Here is another of our short posts on the artists in the Young Talent 2015 exhibition, which opens tomorrow, Sunday, August 30:

Avagay Osborne was born in 1990 in Manchester, Jamaica. She is a recent graduate of the Edna Manley College of the Visual and Performing Arts, where she attained a BFA in Painting. She lives in Manchester, Jamaica.

Avagay Osborne - "Sorry"  (2015)

Avagay Osborne – “Sorry” (2015)

Artist’s Statement

Self-recovery is the term applied to the process of healing, from general disturbances and trauma. Reflections on past experiences have provided a thematic substance to my work thus far. My work is a direct reflection, response and act of self-recovery from a series of personal events and near-traumatic experiences. I believe that though these experiences are personal they are also no doubt a part of overall human condition. My adolescent years were troubled and traumatic and at age 23, I went through another traumatic experience, I have endured some level of physical and emotional abuse during these periods and these traumatic experiences have influenced my works.

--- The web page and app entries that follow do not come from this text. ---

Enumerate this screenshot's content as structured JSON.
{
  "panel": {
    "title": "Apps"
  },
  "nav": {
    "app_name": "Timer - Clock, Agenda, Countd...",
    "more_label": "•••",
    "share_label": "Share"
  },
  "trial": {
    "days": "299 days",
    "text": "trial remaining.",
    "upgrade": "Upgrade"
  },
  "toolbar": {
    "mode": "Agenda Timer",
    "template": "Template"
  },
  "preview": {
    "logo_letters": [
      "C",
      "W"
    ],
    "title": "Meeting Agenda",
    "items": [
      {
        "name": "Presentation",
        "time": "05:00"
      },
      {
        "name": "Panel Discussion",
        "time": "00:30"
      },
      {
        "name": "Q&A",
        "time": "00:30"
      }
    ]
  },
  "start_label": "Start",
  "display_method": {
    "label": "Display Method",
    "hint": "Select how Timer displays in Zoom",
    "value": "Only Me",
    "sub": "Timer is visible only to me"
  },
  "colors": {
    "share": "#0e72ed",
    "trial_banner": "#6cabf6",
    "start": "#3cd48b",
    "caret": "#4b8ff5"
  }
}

Avagay Osborne - Untitled (2015)

Avagay Osborne – Untitled (2015)